● The problem
Go through the data and copy each line that holds "export".

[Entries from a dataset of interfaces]
######

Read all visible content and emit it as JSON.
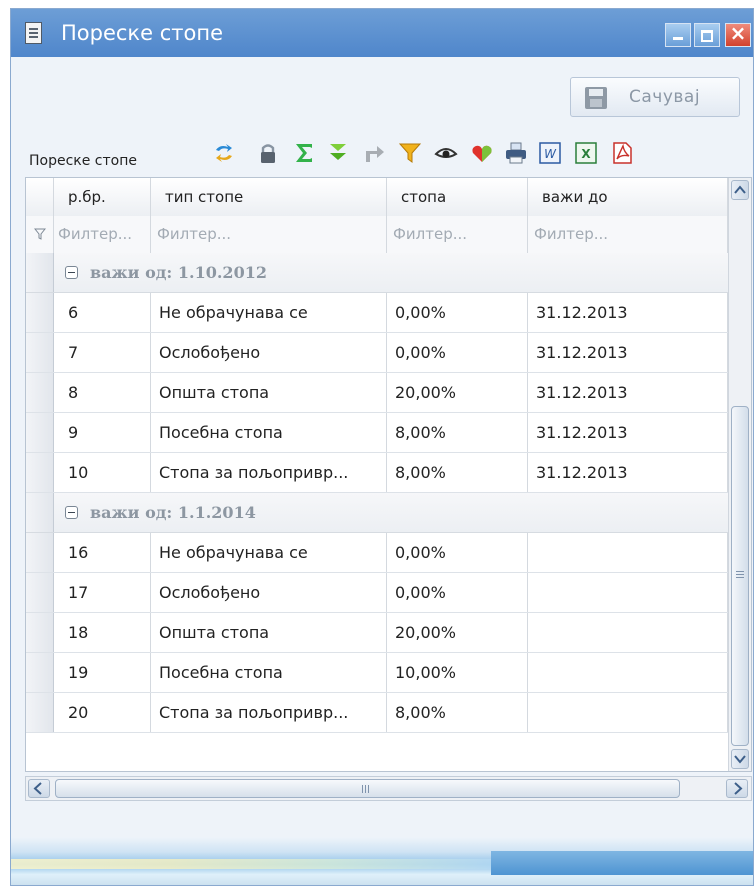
{
  "window": {
    "title": "Пореске стопе"
  },
  "toolbar": {
    "save_label": "Сачувај"
  },
  "grid": {
    "caption": "Пореске стопе",
    "columns": [
      "р.бр.",
      "тип стопе",
      "стопа",
      "важи до"
    ],
    "filter_placeholder": "Филтер...",
    "groups": [
      {
        "title": "важи од: 1.10.2012",
        "rows": [
          {
            "no": "6",
            "type": "Не обрачунава се",
            "rate": "0,00%",
            "valid_to": "31.12.2013"
          },
          {
            "no": "7",
            "type": "Ослобођено",
            "rate": "0,00%",
            "valid_to": "31.12.2013"
          },
          {
            "no": "8",
            "type": "Општа стопа",
            "rate": "20,00%",
            "valid_to": "31.12.2013"
          },
          {
            "no": "9",
            "type": "Посебна стопа",
            "rate": "8,00%",
            "valid_to": "31.12.2013"
          },
          {
            "no": "10",
            "type": "Стопа за пољопривр...",
            "rate": "8,00%",
            "valid_to": "31.12.2013"
          }
        ]
      },
      {
        "title": "важи од: 1.1.2014",
        "rows": [
          {
            "no": "16",
            "type": "Не обрачунава се",
            "rate": "0,00%",
            "valid_to": ""
          },
          {
            "no": "17",
            "type": "Ослобођено",
            "rate": "0,00%",
            "valid_to": ""
          },
          {
            "no": "18",
            "type": "Општа стопа",
            "rate": "20,00%",
            "valid_to": ""
          },
          {
            "no": "19",
            "type": "Посебна стопа",
            "rate": "10,00%",
            "valid_to": ""
          },
          {
            "no": "20",
            "type": "Стопа за пољопривр...",
            "rate": "8,00%",
            "valid_to": ""
          }
        ]
      }
    ]
  },
  "icons": {
    "title": "document-icon",
    "toolbar": [
      "refresh-icon",
      "lock-icon",
      "sum-icon",
      "expand-down-icon",
      "forward-arrow-icon",
      "filter-icon",
      "view-eye-icon",
      "favorite-heart-icon",
      "print-icon",
      "word-export-icon",
      "excel-export-icon",
      "pdf-export-icon"
    ]
  },
  "colors": {
    "titlebar": "#4f86cb",
    "window_bg": "#eef3f9",
    "group_text": "#8d97a2"
  }
}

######

● Response
      "word-export-icon",
      "excel-export-icon",
      "pdf-export-icon"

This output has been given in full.